BANKE, Presiding Judge.
The appellant was convicted of rape and aggravated sodomy. He brings this appeal from the denial of his motion for new trial. Held:
1. The appellant's initial enumeration of error concerns the admissibility of certain evidence offered by the state during a Jackson v. Denno hearing which was being conducted to determine the admissibility of a document purporting to be his written confession. The appellant contended during the hearing that he had merely signed a blank sheet of paper which had been filled in later. To rebut this testimony, the state introduced a guilty plea previously entered by the appellant to a charge of distributing obscene materials, to which were attached as exhibits two "mash" notes written by him. This evidence was offered for the purpose of providing samples of the appellant's handwriting. The appellant contends that the evidence improperly placed his character in issue. See generally OCGA 24-9-20
(b). However, because it was not presented to the jury and because "the trial court, sitting as trier of fact, is presumed to ignore illegal evidence and consider only legal evidence in rendering its decision. . . ," Wright v. State, 186 Ga. App. 231 (1)
, 232 (366 SE2d 834
) (1988), we hold that its admission establishes no ground for a new trial.
2. The appellant contends that the trial court erred in allowing three witnesses (consisting of the victim's boyfriend, a police officer, and the physician who had examined the victim following the incident) to reveal the content of certain out-of-court statements made to them by the victim. As the victim testified at trial and was subject to cross-examination, none of the testimony in question was subject to a hearsay objection. Cuzzort v. State, 254 Ga. 745 (334 SE2d 661) (1985)
. Accordingly, the appellant's objections to the testimony were properly overruled.
3. The appellant contends that the trial court erred in refusing to instruct the jury that they could find him guilty of simple battery as a lesser offense included in the crime of aggravated sodomy. The appellant admitted that he had engaged in the act of sodomy with the victim but maintained that he had done so with her consent. If so, then no battery was committed. If not, then the admitted act of sodomy was aggravated. See generally OCGA 16-6-2
(a). It follows that no charge on simple battery was required. See Daniel v. State, 150 Ga. App. 798 (3) (258 SE2d 604) (1979)
4. Contrary to the appellant's assertion, a victim's failure to forcibly resist a sexual assault does not constitute consent to the encounter. Curtis v. State, 236 Ga. 362 (1) (223 SE2d 721) (1976)
. Accordingly, the evidence in this case presented no basis for a charge that "a female can consent to sex by actions while she is failing to consent by words."
5. The appellant contends that the trial court erred in allowing the physician who had examined the victim following the incident to testify as an expert. "Whether a person possesses the ' "qualification as an expert witness rests entirely in the sound discretion of the judge. . . . The decision of the judge will not usually be overturned" unless the witness actually lacks appropriate credentials or the judge has applied the wrong criteria.' [Cit.]" Hunter v. State, 192 Ga. App. 675

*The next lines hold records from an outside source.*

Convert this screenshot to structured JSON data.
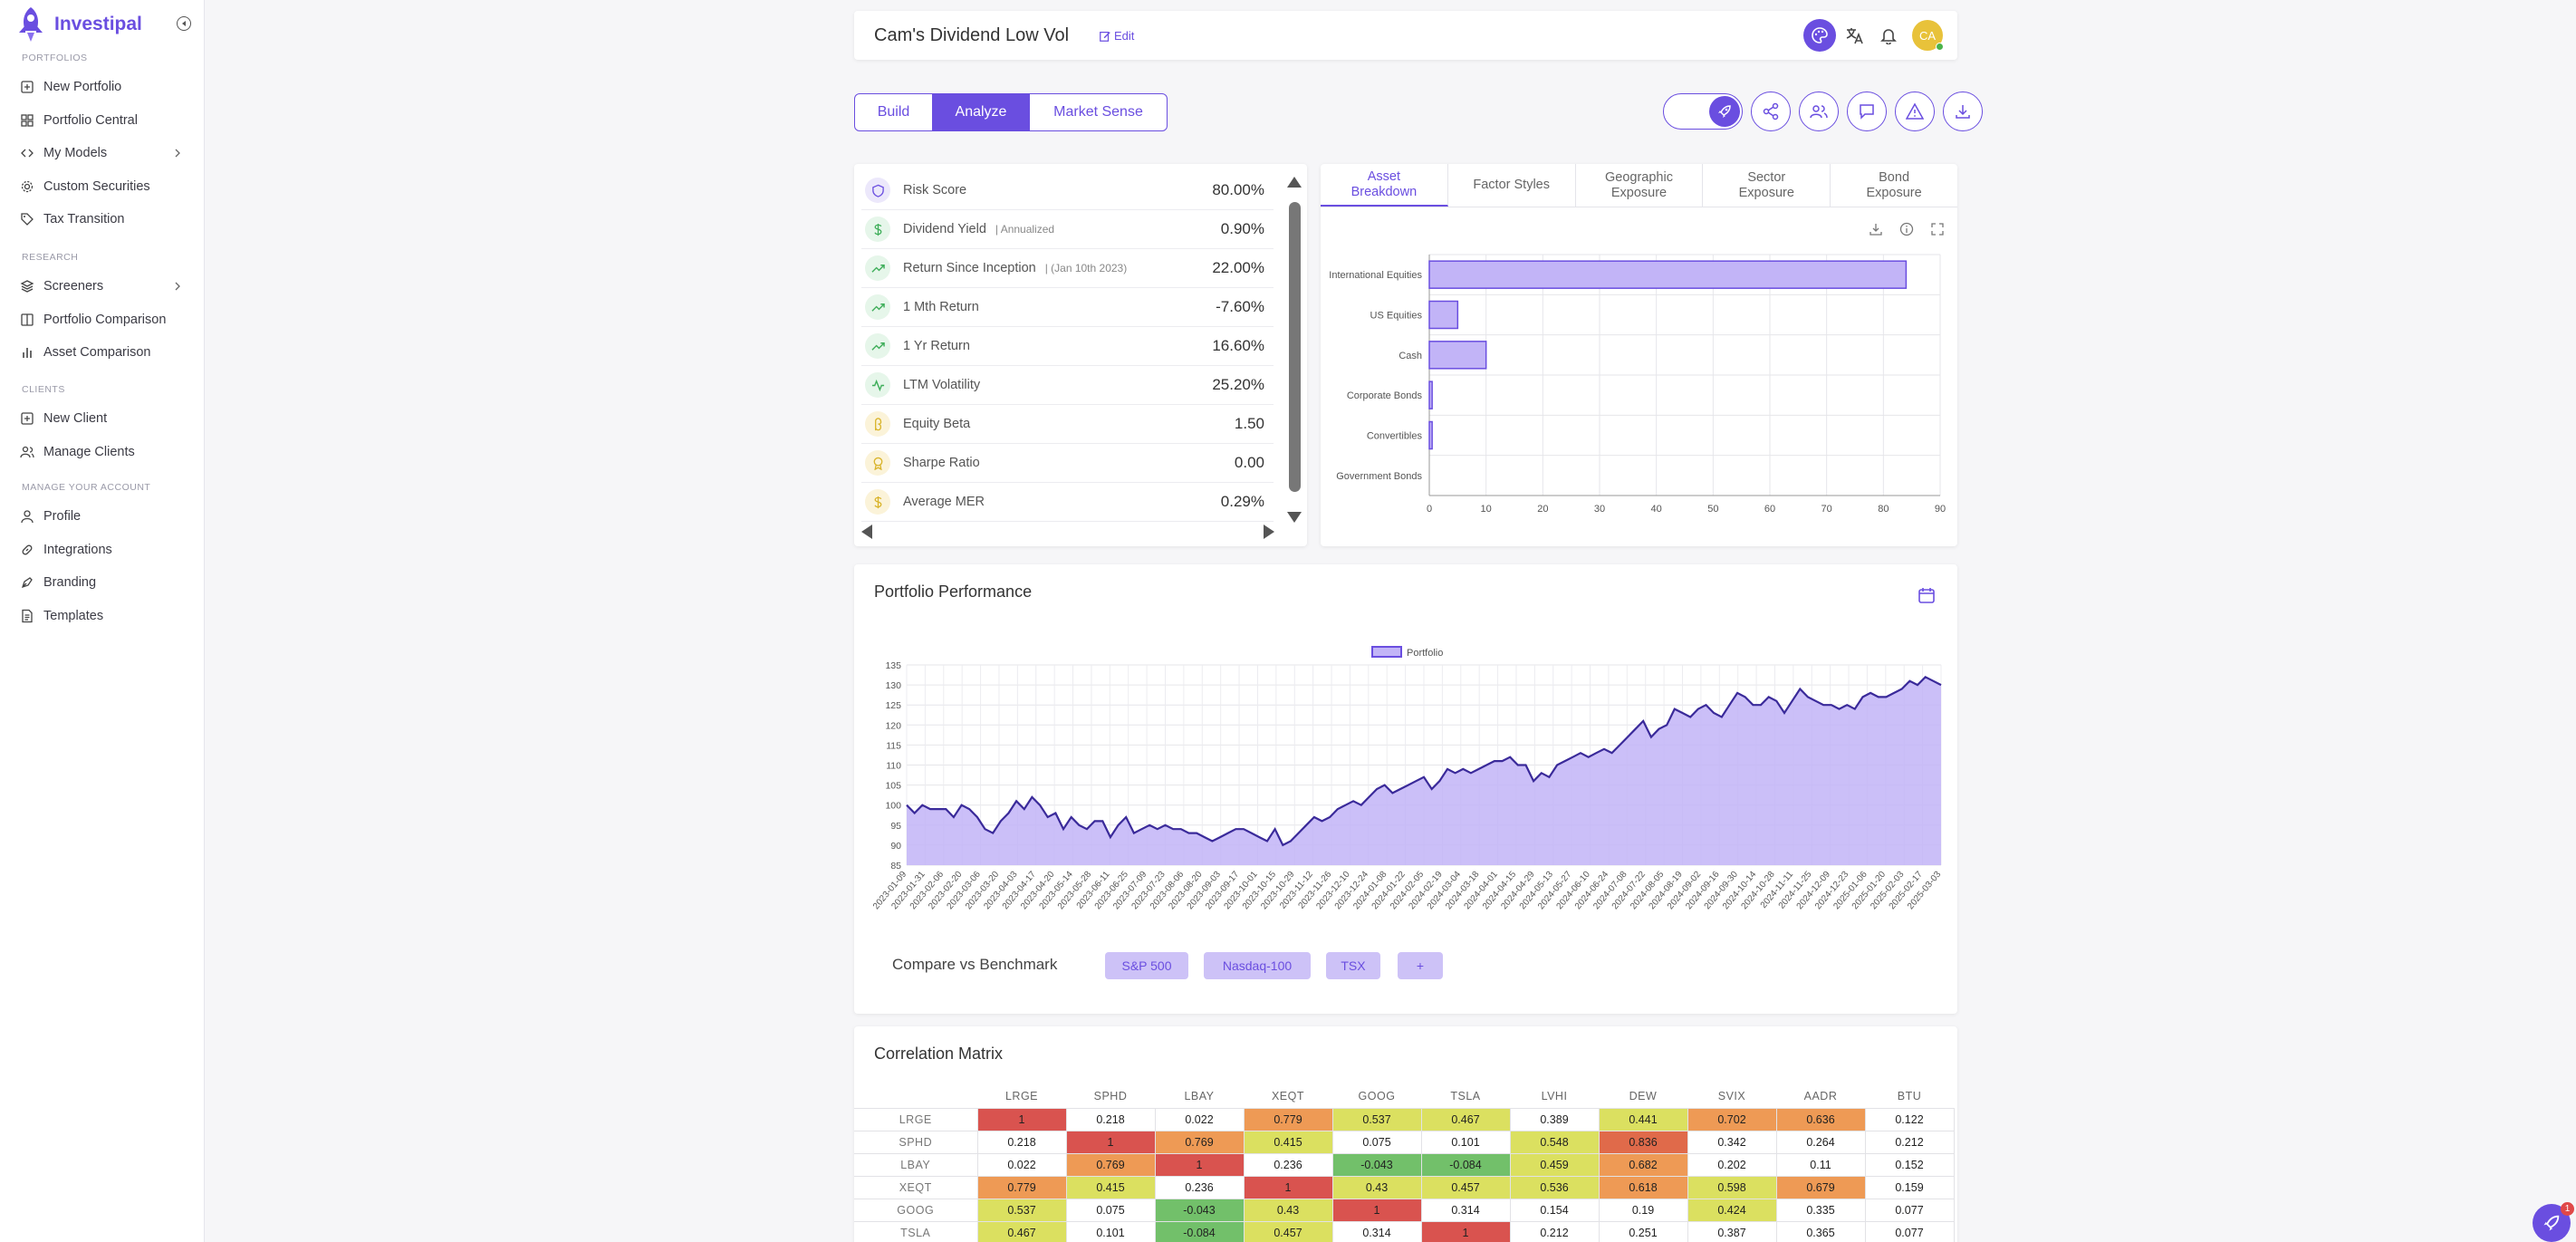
{
  "app": {
    "name": "Investipal",
    "colors": {
      "accent": "#6a4ee0",
      "accent_light": "#cdc2f7",
      "bar_fill": "#c2b4f7",
      "avatar": "#e8c23a"
    }
  },
  "sidebar": {
    "sections": [
      {
        "label": "PORTFOLIOS",
        "items": [
          {
            "label": "New Portfolio",
            "icon": "plus-square-icon"
          },
          {
            "label": "Portfolio Central",
            "icon": "grid-icon"
          },
          {
            "label": "My Models",
            "icon": "code-icon",
            "chevron": true
          },
          {
            "label": "Custom Securities",
            "icon": "gear-icon"
          },
          {
            "label": "Tax Transition",
            "icon": "tag-icon"
          }
        ]
      },
      {
        "label": "RESEARCH",
        "items": [
          {
            "label": "Screeners",
            "icon": "layers-icon",
            "chevron": true
          },
          {
            "label": "Portfolio Comparison",
            "icon": "columns-icon"
          },
          {
            "label": "Asset Comparison",
            "icon": "bar-chart-icon"
          }
        ]
      },
      {
        "label": "CLIENTS",
        "items": [
          {
            "label": "New Client",
            "icon": "plus-square-icon"
          },
          {
            "label": "Manage Clients",
            "icon": "users-icon"
          }
        ]
      },
      {
        "label": "MANAGE YOUR ACCOUNT",
        "items": [
          {
            "label": "Profile",
            "icon": "user-icon"
          },
          {
            "label": "Integrations",
            "icon": "link-icon"
          },
          {
            "label": "Branding",
            "icon": "pen-tool-icon"
          },
          {
            "label": "Templates",
            "icon": "file-text-icon"
          }
        ]
      }
    ]
  },
  "header": {
    "portfolio_title": "Cam's Dividend Low Vol",
    "edit_label": "Edit",
    "avatar_initials": "CA"
  },
  "mode_tabs": [
    {
      "label": "Build",
      "active": false
    },
    {
      "label": "Analyze",
      "active": true
    },
    {
      "label": "Market Sense",
      "active": false
    }
  ],
  "stats": [
    {
      "label": "Risk Score",
      "sub": "",
      "value": "80.00%",
      "icon": "shield-icon",
      "icon_color": "#6a4ee0",
      "icon_bg": "#ece8fb"
    },
    {
      "label": "Dividend Yield",
      "sub": "| Annualized",
      "value": "0.90%",
      "icon": "dollar-icon",
      "icon_color": "#3fae5a",
      "icon_bg": "#e6f6ea"
    },
    {
      "label": "Return Since Inception",
      "sub": "| (Jan 10th 2023)",
      "value": "22.00%",
      "icon": "trending-up-icon",
      "icon_color": "#3fae5a",
      "icon_bg": "#e6f6ea"
    },
    {
      "label": "1 Mth Return",
      "sub": "",
      "value": "-7.60%",
      "icon": "trending-up-icon",
      "icon_color": "#3fae5a",
      "icon_bg": "#e6f6ea"
    },
    {
      "label": "1 Yr Return",
      "sub": "",
      "value": "16.60%",
      "icon": "trending-up-icon",
      "icon_color": "#3fae5a",
      "icon_bg": "#e6f6ea"
    },
    {
      "label": "LTM Volatility",
      "sub": "",
      "value": "25.20%",
      "icon": "activity-icon",
      "icon_color": "#3fae5a",
      "icon_bg": "#e6f6ea"
    },
    {
      "label": "Equity Beta",
      "sub": "",
      "value": "1.50",
      "icon": "beta-icon",
      "icon_color": "#d9b42a",
      "icon_bg": "#fbf3d9"
    },
    {
      "label": "Sharpe Ratio",
      "sub": "",
      "value": "0.00",
      "icon": "award-icon",
      "icon_color": "#d9b42a",
      "icon_bg": "#fbf3d9"
    },
    {
      "label": "Average MER",
      "sub": "",
      "value": "0.29%",
      "icon": "dollar-icon",
      "icon_color": "#d9b42a",
      "icon_bg": "#fbf3d9"
    }
  ],
  "breakdown_tabs": [
    {
      "label": "Asset Breakdown",
      "active": true
    },
    {
      "label": "Factor Styles",
      "active": false
    },
    {
      "label": "Geographic Exposure",
      "active": false
    },
    {
      "label": "Sector Exposure",
      "active": false
    },
    {
      "label": "Bond Exposure",
      "active": false
    }
  ],
  "performance": {
    "title": "Portfolio Performance",
    "compare_label": "Compare vs Benchmark",
    "benchmarks": [
      "S&P 500",
      "Nasdaq-100",
      "TSX",
      "+"
    ]
  },
  "correlation": {
    "title": "Correlation Matrix",
    "columns": [
      "LRGE",
      "SPHD",
      "LBAY",
      "XEQT",
      "GOOG",
      "TSLA",
      "LVHI",
      "DEW",
      "SVIX",
      "AADR",
      "BTU"
    ],
    "rows": [
      {
        "label": "LRGE",
        "values": [
          "1",
          "0.218",
          "0.022",
          "0.779",
          "0.537",
          "0.467",
          "0.389",
          "0.441",
          "0.702",
          "0.636",
          "0.122"
        ]
      },
      {
        "label": "SPHD",
        "values": [
          "0.218",
          "1",
          "0.769",
          "0.415",
          "0.075",
          "0.101",
          "0.548",
          "0.836",
          "0.342",
          "0.264",
          "0.212"
        ]
      },
      {
        "label": "LBAY",
        "values": [
          "0.022",
          "0.769",
          "1",
          "0.236",
          "-0.043",
          "-0.084",
          "0.459",
          "0.682",
          "0.202",
          "0.11",
          "0.152"
        ]
      },
      {
        "label": "XEQT",
        "values": [
          "0.779",
          "0.415",
          "0.236",
          "1",
          "0.43",
          "0.457",
          "0.536",
          "0.618",
          "0.598",
          "0.679",
          "0.159"
        ]
      },
      {
        "label": "GOOG",
        "values": [
          "0.537",
          "0.075",
          "-0.043",
          "0.43",
          "1",
          "0.314",
          "0.154",
          "0.19",
          "0.424",
          "0.335",
          "0.077"
        ]
      },
      {
        "label": "TSLA",
        "values": [
          "0.467",
          "0.101",
          "-0.084",
          "0.457",
          "0.314",
          "1",
          "0.212",
          "0.251",
          "0.387",
          "0.365",
          "0.077"
        ]
      }
    ]
  },
  "help_badge": "1",
  "chart_data": [
    {
      "type": "bar",
      "orientation": "horizontal",
      "categories": [
        "International Equities",
        "US Equities",
        "Cash",
        "Corporate Bonds",
        "Convertibles",
        "Government Bonds"
      ],
      "values": [
        84,
        5,
        10,
        0.5,
        0.5,
        0
      ],
      "xlim": [
        0,
        90
      ],
      "xticks": [
        0,
        10,
        20,
        30,
        40,
        50,
        60,
        70,
        80,
        90
      ],
      "grid": true
    },
    {
      "type": "area",
      "series": [
        {
          "name": "Portfolio"
        }
      ],
      "legend": "top-center",
      "ylim": [
        85,
        135
      ],
      "yticks": [
        85,
        90,
        95,
        100,
        105,
        110,
        115,
        120,
        125,
        130,
        135
      ],
      "xticks": [
        "2023-01-09",
        "2023-01-31",
        "2023-02-06",
        "2023-02-20",
        "2023-03-06",
        "2023-03-20",
        "2023-04-03",
        "2023-04-17",
        "2023-04-20",
        "2023-05-14",
        "2023-05-28",
        "2023-06-11",
        "2023-06-25",
        "2023-07-09",
        "2023-07-23",
        "2023-08-06",
        "2023-08-20",
        "2023-09-03",
        "2023-09-17",
        "2023-10-01",
        "2023-10-15",
        "2023-10-29",
        "2023-11-12",
        "2023-11-26",
        "2023-12-10",
        "2023-12-24",
        "2024-01-08",
        "2024-01-22",
        "2024-02-05",
        "2024-02-19",
        "2024-03-04",
        "2024-03-18",
        "2024-04-01",
        "2024-04-15",
        "2024-04-29",
        "2024-05-13",
        "2024-05-27",
        "2024-06-10",
        "2024-06-24",
        "2024-07-08",
        "2024-07-22",
        "2024-08-05",
        "2024-08-19",
        "2024-09-02",
        "2024-09-16",
        "2024-09-30",
        "2024-10-14",
        "2024-10-28",
        "2024-11-11",
        "2024-11-25",
        "2024-12-09",
        "2024-12-23",
        "2025-01-06",
        "2025-01-20",
        "2025-02-03",
        "2025-02-17",
        "2025-03-03"
      ],
      "values": [
        100,
        98,
        100,
        99,
        99,
        99,
        97,
        100,
        99,
        97,
        94,
        93,
        96,
        98,
        101,
        99,
        102,
        100,
        97,
        98,
        94,
        97,
        95,
        94,
        96,
        96,
        92,
        95,
        97,
        93,
        94,
        95,
        94,
        95,
        94,
        94,
        93,
        93,
        92,
        91,
        92,
        93,
        94,
        94,
        93,
        92,
        91,
        94,
        90,
        91,
        93,
        95,
        97,
        96,
        97,
        99,
        100,
        101,
        100,
        102,
        104,
        105,
        103,
        104,
        105,
        106,
        107,
        104,
        106,
        109,
        108,
        109,
        108,
        109,
        110,
        111,
        111,
        112,
        110,
        110,
        106,
        108,
        107,
        110,
        111,
        112,
        113,
        112,
        113,
        114,
        113,
        115,
        117,
        119,
        121,
        117,
        119,
        120,
        124,
        123,
        122,
        124,
        125,
        123,
        122,
        125,
        128,
        127,
        125,
        125,
        127,
        126,
        123,
        126,
        129,
        127,
        126,
        125,
        125,
        124,
        125,
        124,
        127,
        128,
        127,
        127,
        128,
        129,
        131,
        130,
        132,
        131,
        130
      ]
    }
  ]
}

, 676 (385 SE2d 764
) (1989). The physician testified that she had been in the Emory OB/GYN residence program for two years, that she had examined approximately 200 sexual assault victims during that time, and that she had participated in seminars concerning the treatment of rape victims. Accordingly, the trial court did not abuse its discretion in allowing her to testify as an expert.
6. The appellant contends that the trial court erred in admitting as evidence the underwear which the victim had been wearing at the time of the alleged incident. Pretermitting whether this evidence was relevant to any issue in the case, we hold that in the context of the other evidence in the case its admission was harmless, i.e., that it is "highly probable" the evidence did not contribute to the verdict. See generally Minter v. State, 258 Ga. 629 (2) (373 SE2d 359) (1988)
7. The appellant's remaining enumeration of error is directed to the court's charge concerning the right of each citizen to the protection of the law and the duty of the jurors to enforce the law. The court concluded this portion of the charge by stating: "Jurors perform their duty to society just as truly in the vindication and acquittal of one who is innocent as in the conviction of one who is guilty." We find no error. See Lyles v. State, 130 Ga. 294 (5) (60 SE 578) (1908)
. Cf. Scott v. State, 168 Ga. App. 631 (309 SE2d 904) (1983)
Robert E. Wilson, District Attorney, Barbara B. Conroy, R. Stephen Roberts, Assistant District Attorneys, for appellee.